▶ **Exercise brief**:
Return every line of the listing that includes the string "Forgot".

........

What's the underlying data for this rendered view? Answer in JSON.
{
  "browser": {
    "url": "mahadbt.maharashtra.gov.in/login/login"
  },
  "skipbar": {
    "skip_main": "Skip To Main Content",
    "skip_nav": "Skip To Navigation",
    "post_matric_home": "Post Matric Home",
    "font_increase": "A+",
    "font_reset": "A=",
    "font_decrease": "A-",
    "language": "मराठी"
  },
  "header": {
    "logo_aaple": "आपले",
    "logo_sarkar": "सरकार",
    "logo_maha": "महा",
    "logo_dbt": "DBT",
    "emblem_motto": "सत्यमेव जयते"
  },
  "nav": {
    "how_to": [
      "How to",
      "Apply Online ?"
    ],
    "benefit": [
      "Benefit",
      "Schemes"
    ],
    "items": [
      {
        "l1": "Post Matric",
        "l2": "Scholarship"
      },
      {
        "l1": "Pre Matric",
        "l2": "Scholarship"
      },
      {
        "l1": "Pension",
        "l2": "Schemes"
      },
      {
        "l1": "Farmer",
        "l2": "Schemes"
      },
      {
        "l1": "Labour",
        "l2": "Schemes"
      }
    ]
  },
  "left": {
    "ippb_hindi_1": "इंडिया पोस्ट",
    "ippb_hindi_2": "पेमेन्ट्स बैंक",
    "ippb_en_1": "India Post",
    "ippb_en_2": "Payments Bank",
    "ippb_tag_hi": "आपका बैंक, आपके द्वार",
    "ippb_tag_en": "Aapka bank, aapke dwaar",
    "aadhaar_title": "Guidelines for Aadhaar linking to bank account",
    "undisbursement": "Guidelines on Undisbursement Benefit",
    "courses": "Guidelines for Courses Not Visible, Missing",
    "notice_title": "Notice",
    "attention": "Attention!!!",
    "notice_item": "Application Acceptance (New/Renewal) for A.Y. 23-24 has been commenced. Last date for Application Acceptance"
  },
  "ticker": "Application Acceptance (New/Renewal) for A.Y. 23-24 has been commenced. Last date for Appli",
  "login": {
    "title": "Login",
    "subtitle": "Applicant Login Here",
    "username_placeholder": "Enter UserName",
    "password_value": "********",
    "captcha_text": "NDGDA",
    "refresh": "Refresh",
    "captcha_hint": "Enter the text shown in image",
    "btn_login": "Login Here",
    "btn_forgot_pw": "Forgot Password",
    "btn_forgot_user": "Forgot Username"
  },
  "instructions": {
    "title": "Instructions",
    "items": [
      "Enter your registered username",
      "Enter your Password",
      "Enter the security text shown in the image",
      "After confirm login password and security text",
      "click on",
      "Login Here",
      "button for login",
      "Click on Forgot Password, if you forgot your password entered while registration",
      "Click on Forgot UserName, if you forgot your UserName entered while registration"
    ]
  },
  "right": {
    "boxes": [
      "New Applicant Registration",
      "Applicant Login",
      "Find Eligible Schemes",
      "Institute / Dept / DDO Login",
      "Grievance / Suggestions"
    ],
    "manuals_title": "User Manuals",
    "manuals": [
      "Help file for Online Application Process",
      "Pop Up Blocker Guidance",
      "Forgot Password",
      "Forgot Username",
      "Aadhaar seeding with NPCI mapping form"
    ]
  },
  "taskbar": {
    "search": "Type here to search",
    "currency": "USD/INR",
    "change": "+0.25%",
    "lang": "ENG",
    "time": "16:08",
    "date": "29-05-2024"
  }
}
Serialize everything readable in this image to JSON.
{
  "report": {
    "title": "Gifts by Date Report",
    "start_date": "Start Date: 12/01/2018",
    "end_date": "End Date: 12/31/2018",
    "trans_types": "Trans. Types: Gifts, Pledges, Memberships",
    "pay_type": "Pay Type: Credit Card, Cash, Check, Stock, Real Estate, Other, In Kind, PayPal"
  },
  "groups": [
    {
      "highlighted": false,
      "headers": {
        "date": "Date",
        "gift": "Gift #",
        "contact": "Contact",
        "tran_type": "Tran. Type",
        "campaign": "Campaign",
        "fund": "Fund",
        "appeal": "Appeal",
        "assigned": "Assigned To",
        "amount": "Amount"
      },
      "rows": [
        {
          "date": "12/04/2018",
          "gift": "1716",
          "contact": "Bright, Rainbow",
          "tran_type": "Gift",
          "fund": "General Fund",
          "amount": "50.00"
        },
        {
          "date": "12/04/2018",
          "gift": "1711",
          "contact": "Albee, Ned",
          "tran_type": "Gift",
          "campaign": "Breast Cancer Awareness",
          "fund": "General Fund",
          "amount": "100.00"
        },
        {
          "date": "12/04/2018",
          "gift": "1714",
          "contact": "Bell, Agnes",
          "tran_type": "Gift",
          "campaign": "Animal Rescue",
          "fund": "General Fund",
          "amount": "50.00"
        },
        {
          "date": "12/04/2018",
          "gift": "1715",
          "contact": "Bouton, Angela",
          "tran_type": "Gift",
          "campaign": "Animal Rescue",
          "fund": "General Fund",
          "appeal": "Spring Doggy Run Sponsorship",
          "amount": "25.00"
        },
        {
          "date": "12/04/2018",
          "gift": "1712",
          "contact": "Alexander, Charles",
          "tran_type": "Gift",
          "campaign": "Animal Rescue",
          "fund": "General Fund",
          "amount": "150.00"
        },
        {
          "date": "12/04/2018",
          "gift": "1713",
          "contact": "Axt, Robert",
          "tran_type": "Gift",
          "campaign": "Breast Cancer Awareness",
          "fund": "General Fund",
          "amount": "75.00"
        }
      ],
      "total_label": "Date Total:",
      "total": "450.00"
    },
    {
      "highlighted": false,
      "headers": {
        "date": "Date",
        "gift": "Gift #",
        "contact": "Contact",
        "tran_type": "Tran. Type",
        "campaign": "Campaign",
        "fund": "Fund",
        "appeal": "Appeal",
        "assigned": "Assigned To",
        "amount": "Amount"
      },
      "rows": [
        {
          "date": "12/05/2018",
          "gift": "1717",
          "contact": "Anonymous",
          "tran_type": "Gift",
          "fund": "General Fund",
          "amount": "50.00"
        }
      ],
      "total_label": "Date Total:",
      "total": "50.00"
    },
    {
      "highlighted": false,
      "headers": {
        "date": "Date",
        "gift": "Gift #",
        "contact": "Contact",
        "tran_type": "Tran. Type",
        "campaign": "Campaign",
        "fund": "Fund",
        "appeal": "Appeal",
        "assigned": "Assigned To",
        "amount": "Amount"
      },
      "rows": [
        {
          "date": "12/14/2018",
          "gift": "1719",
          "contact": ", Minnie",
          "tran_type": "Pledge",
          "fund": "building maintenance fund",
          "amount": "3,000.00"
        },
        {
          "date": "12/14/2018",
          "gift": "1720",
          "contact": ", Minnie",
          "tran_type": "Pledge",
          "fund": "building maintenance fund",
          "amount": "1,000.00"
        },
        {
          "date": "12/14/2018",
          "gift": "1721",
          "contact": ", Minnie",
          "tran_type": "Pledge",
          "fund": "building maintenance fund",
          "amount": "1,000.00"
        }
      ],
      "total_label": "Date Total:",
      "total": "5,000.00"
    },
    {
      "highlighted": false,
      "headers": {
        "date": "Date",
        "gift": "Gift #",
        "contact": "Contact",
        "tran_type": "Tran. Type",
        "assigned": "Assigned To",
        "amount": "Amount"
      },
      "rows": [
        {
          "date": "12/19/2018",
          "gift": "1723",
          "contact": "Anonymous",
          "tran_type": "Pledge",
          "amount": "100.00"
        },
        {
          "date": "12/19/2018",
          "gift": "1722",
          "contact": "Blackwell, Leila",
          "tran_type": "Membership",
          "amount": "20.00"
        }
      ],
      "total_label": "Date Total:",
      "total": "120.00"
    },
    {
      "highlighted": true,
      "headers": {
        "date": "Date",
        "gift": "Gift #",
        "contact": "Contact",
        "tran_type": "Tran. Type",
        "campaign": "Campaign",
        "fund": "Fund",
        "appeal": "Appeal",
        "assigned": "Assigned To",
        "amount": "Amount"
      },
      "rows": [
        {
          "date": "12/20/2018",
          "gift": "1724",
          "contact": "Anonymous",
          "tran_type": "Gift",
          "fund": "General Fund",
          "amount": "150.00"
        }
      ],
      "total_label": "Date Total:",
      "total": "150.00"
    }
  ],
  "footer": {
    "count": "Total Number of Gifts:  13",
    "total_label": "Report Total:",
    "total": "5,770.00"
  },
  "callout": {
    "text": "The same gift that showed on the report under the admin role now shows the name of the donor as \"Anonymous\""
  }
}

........

▶ **Reply**:
    "btn_forgot_pw": "Forgot Password",
    "btn_forgot_user": "Forgot Username"
      "Click on Forgot Password, if you forgot your password entered while registration",
      "Click on Forgot UserName, if you forgot your UserName entered while registration"
      "Forgot Password",
      "Forgot Username",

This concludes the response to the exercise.